BEGIN

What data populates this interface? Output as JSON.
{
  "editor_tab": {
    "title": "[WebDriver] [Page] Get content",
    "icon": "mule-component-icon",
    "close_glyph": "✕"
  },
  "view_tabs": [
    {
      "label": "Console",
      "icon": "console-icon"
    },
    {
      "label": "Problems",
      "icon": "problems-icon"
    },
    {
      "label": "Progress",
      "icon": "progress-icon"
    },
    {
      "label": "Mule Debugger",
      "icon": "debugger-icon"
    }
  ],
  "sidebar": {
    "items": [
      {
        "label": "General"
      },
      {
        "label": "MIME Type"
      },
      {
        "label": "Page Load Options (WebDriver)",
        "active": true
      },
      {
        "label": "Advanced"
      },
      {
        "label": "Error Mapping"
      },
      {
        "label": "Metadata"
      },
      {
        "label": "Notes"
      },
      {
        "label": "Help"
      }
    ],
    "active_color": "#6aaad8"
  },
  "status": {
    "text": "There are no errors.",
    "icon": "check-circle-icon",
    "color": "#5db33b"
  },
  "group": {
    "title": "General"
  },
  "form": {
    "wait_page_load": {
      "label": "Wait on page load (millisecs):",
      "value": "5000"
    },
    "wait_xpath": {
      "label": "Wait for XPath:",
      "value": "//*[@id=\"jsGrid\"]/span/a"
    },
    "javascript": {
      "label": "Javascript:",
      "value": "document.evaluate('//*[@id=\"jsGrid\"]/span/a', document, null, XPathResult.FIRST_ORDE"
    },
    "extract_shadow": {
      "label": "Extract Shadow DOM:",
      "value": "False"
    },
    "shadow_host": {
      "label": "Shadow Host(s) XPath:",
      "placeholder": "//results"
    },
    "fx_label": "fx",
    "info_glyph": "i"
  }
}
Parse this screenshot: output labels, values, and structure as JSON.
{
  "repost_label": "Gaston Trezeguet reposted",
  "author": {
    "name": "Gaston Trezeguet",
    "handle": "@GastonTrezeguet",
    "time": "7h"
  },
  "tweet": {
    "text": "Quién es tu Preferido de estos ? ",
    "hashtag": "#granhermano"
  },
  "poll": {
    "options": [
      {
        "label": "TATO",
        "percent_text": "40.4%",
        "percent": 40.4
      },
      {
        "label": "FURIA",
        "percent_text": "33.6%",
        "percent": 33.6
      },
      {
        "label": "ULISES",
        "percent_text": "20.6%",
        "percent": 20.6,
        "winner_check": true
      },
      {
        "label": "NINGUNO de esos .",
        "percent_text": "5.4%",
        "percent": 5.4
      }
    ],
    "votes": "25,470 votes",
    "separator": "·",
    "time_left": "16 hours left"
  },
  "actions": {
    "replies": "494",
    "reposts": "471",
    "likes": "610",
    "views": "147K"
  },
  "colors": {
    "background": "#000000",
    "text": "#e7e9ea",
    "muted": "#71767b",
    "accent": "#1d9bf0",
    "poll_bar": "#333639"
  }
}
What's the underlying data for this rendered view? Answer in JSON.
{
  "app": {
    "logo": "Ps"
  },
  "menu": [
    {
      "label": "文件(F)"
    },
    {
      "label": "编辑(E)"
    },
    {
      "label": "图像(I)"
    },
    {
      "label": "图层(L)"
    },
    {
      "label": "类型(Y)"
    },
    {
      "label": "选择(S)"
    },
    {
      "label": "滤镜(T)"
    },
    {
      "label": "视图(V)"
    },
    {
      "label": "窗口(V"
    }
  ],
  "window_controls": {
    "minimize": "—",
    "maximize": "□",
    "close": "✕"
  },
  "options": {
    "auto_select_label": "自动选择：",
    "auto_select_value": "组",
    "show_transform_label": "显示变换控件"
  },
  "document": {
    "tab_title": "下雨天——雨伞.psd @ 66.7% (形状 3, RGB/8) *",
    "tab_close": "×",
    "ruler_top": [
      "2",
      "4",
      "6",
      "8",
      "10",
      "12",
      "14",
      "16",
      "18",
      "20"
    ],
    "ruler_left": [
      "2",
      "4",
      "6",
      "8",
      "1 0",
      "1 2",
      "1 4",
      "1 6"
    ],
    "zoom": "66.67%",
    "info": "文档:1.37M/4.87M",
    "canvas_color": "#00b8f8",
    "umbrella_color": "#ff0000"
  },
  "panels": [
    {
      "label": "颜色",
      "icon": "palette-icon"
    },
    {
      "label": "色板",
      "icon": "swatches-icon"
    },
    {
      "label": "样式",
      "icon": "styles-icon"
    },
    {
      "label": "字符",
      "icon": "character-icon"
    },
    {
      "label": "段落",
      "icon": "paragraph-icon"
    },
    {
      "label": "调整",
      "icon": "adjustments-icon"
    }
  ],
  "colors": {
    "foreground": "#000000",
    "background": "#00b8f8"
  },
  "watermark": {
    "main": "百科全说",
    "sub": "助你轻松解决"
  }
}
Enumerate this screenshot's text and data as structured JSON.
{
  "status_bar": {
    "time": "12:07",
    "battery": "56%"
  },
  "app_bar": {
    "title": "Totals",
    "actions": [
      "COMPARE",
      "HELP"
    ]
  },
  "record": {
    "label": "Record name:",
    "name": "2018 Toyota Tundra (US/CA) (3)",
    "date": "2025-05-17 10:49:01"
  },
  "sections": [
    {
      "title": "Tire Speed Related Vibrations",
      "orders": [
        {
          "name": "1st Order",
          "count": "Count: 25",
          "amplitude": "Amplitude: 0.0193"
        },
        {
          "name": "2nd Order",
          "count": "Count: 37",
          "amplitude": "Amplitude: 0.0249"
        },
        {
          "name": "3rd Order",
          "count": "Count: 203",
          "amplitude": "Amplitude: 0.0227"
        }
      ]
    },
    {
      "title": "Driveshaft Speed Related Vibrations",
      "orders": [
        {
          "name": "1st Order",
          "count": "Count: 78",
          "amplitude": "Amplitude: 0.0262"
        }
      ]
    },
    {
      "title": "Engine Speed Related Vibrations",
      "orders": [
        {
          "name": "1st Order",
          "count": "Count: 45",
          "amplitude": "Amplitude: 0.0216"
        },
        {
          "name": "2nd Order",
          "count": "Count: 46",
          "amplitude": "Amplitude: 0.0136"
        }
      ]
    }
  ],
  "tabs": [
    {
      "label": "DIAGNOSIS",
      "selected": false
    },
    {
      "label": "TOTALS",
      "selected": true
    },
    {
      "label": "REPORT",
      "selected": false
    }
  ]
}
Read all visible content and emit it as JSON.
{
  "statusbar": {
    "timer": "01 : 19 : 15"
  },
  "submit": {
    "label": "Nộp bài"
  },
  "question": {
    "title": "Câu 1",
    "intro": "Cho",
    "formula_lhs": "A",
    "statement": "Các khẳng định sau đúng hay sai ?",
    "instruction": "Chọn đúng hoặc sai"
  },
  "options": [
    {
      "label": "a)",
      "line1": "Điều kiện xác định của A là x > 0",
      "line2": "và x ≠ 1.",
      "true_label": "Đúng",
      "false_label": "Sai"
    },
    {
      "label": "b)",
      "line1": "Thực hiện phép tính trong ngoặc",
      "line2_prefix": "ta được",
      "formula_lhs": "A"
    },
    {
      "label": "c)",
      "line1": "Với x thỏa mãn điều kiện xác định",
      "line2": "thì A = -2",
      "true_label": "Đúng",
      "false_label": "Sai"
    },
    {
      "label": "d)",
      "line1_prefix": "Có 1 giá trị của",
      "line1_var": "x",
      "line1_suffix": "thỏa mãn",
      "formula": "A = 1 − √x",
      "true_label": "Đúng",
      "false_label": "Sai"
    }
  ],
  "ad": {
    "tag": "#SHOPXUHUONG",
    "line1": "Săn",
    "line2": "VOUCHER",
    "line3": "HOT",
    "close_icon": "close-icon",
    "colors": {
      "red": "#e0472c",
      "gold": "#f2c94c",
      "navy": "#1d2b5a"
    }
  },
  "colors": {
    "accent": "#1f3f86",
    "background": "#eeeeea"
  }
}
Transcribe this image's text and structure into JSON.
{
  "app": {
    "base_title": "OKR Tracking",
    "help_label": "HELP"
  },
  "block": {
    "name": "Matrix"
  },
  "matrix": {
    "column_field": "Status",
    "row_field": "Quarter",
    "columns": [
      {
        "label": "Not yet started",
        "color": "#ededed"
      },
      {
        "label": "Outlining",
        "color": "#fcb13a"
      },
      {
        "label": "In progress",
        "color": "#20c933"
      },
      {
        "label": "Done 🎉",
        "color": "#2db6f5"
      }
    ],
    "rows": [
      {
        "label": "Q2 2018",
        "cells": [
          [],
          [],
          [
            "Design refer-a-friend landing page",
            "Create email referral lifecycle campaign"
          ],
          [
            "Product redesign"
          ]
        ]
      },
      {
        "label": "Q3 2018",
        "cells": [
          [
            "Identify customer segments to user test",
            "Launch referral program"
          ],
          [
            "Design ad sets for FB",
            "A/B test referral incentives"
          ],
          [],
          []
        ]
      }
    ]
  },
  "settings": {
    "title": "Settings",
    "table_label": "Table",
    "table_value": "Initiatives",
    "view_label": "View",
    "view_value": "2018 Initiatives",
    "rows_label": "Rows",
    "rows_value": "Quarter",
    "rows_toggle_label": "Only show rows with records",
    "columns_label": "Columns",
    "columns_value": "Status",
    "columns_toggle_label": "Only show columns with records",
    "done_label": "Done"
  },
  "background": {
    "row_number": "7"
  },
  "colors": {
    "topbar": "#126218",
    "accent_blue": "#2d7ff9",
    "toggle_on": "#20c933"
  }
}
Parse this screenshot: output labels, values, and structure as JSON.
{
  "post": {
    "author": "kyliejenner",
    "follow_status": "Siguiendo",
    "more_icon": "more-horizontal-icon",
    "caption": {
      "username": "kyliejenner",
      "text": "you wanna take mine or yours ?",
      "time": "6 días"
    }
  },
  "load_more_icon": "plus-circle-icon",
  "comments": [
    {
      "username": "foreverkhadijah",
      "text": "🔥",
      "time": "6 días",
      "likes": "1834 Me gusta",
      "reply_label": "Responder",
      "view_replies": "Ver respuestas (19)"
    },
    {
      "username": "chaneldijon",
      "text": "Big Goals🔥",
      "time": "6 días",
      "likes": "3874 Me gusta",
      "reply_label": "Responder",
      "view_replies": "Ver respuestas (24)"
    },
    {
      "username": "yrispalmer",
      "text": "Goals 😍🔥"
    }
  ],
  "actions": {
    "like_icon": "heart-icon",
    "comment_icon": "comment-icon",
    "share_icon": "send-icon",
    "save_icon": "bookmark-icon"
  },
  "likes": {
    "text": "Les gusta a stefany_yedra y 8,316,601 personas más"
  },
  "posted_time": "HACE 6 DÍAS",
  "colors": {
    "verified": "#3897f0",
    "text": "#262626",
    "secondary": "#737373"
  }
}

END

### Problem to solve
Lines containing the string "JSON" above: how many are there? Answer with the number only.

### Solution for this task
7